knowledge of exposure time and depth in sample.
Figure 3. ε196Pt/195Pt vs. ε192Pt/195Pt. Modelled GCR
exposure trends from [4] are also shown for Ir/Pt ratios
of the analysed samples. New data for the IVA, IVB
and IIABs overlap with literature data [5, 6, 7].
Figure 2. The 104Pd/105Pd ratios for SRM 3138 measured using a Neptune MC-ICPMS in wet plasma mode,
compared to an Aridus II introduction system. The
Aridus II was tested with both standard H cones and an
X skimmer cone. Also shown are data for SRM 3138
and a terrestrial Pd-bearing mineral (Josephinite) which
had been passed through column chemistry.
All Pd isotopes were simultaneously analysed. Additionally, 101Ru and 111Cd were monitored to correct
for potential isobaric interferences. Instrumental mass
bias was corrected for using the exponential law and
Pd/105Pd = 1.18899 [13]. All samples were measured
relative to the NIST SRM 3138 standard. The daily
external precision (2 S.D.) of a 100 ppb Pd standard
solution is typically better than 15 and 10 ppm for
Pd/105Pd and 106Pd/105Pd, respectively (Fig. 2).
References: [1] Kleine T. et al. (2009) Geochim.
Cosmochim. Acta, 73, 5805-5818 [2] Chen J. H. and
Wasserburg G. J. (1990) Geochim. Cosmochim. Acta,
54, 1729-1743 [3] Theis K. et al. (2013) Earth. Planet.
Sci. Letters, 361, 402-411 [4] Leya I. and Masarik J.
(2013) Meteoritics & Planet. Sci., 48, 665-685 [5]
Kruijer, T. S. et al. (2013) Earth. Planet. Sci. Letters,

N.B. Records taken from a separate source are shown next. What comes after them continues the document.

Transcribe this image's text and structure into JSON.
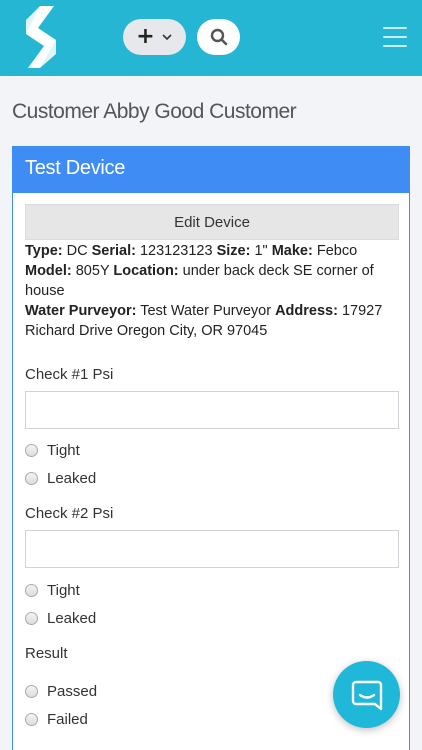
{
  "header": {
    "logo_icon": "app-logo-icon",
    "add_icon": "plus-icon",
    "add_label": "+",
    "search_icon": "search-icon",
    "menu_icon": "hamburger-menu-icon",
    "bar_color": "#24b6d3"
  },
  "page": {
    "title": "Customer Abby Good Customer"
  },
  "device_card": {
    "title": "Test Device",
    "header_color": "#3f8cf5",
    "edit_label": "Edit Device",
    "info": {
      "type_label": "Type:",
      "type_value": " DC ",
      "serial_label": "Serial:",
      "serial_value": " 123123123 ",
      "size_label": "Size:",
      "size_value": " 1\" ",
      "make_label": "Make:",
      "make_value": " Febco",
      "model_label": "Model:",
      "model_value": " 805Y ",
      "location_label": "Location:",
      "location_value": " under back deck SE corner of house",
      "purveyor_label": "Water Purveyor:",
      "purveyor_value": " Test Water Purveyor ",
      "address_label": "Address:",
      "address_value": " 17927 Richard Drive Oregon City, OR 97045"
    },
    "check1": {
      "label": "Check #1 Psi",
      "value": "",
      "options": [
        "Tight",
        "Leaked"
      ]
    },
    "check2": {
      "label": "Check #2 Psi",
      "value": "",
      "options": [
        "Tight",
        "Leaked"
      ]
    },
    "result": {
      "label": "Result",
      "options": [
        "Passed",
        "Failed"
      ]
    }
  },
  "chat": {
    "icon": "chat-bubble-icon",
    "color": "#1fb8d8"
  }
}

361, 162-172 [6] Wittig, N. et al. (2013) Earth. Planet.
Sci. Letters, 361, 152-161 [7] Kruijer et al. (2014) Science, 344, 1150-1154 [8] Wittig N. et al. (2013) LPSC
44, Abstract #2355 [9] Mayer B. et al. (2014) LPSC
45, Abstract #2581 [10] Rehkämper M. and Halliday
A. N. (1997) Talanta, 44, 663-672 [11] Hunt et al.
(2014) 77th Metsoc, Abstract #5260 [12] Ek et al,
(2014) 77th Metsoc, Abstract #5262 [13] Kelly W. R.
and Wasserburg G. J. (1978) Geophys. Res. Lett., 5,